Author: Andrew Chandler
Archbishop Fisher’s archiepiscopate reflected the central issues of his time and place. It was Fisher who oversaw an immense programme of reforms which effectively recast the institutions of the Church of England for generations to come. It was Fisher who proved to be the essential architect, politician and diplomat behind the creation of a worldwide Anglican Communion. His determination to promote the development of relations with other churches produced a vital contribution to the cause of ecumenism, which culminated in his momentous meeting with Pope John XXIII. Archbishop Fisher was a vigorous participant in the questions which defined national and international life. This book explores Fisher’s influence on major contemporary issues and events, including divorce-law reform and capital punishment at home and the end of Empire and the most dangerous years of the Cold War abroad.

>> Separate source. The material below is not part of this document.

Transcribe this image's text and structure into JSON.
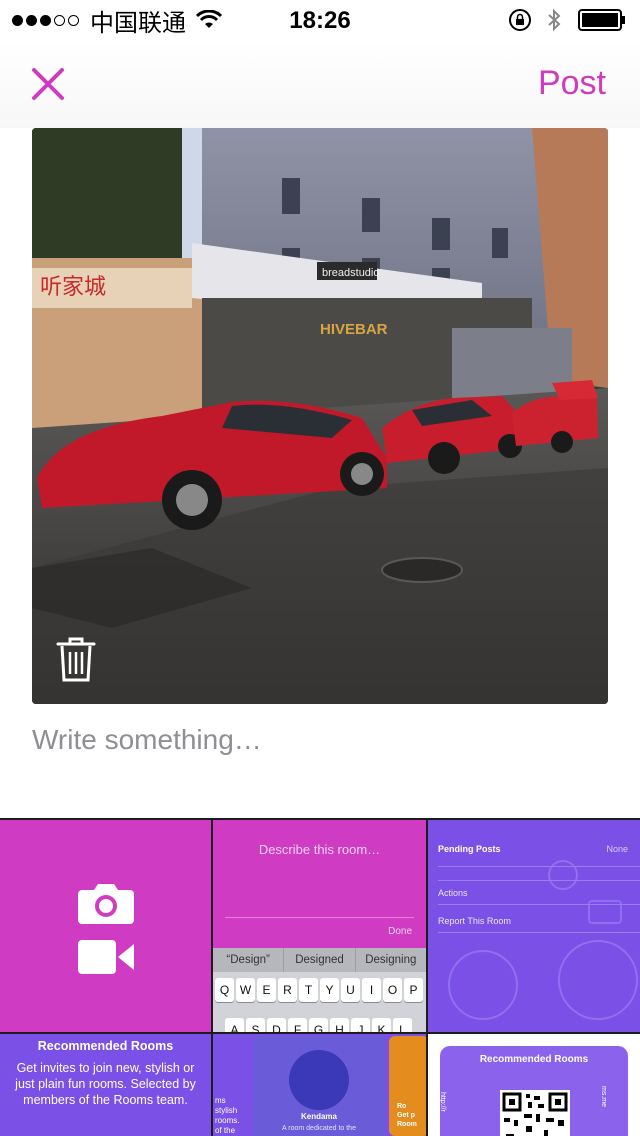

This new biography establishes the continuing significance not only of the office of Archbishop in the Church but also of the Church at large in the tumultuous world of the later twentieth century. A final section of original source material includes letters, sermons and other writings bringing vividly to life the range and character of Fisher's public and private role.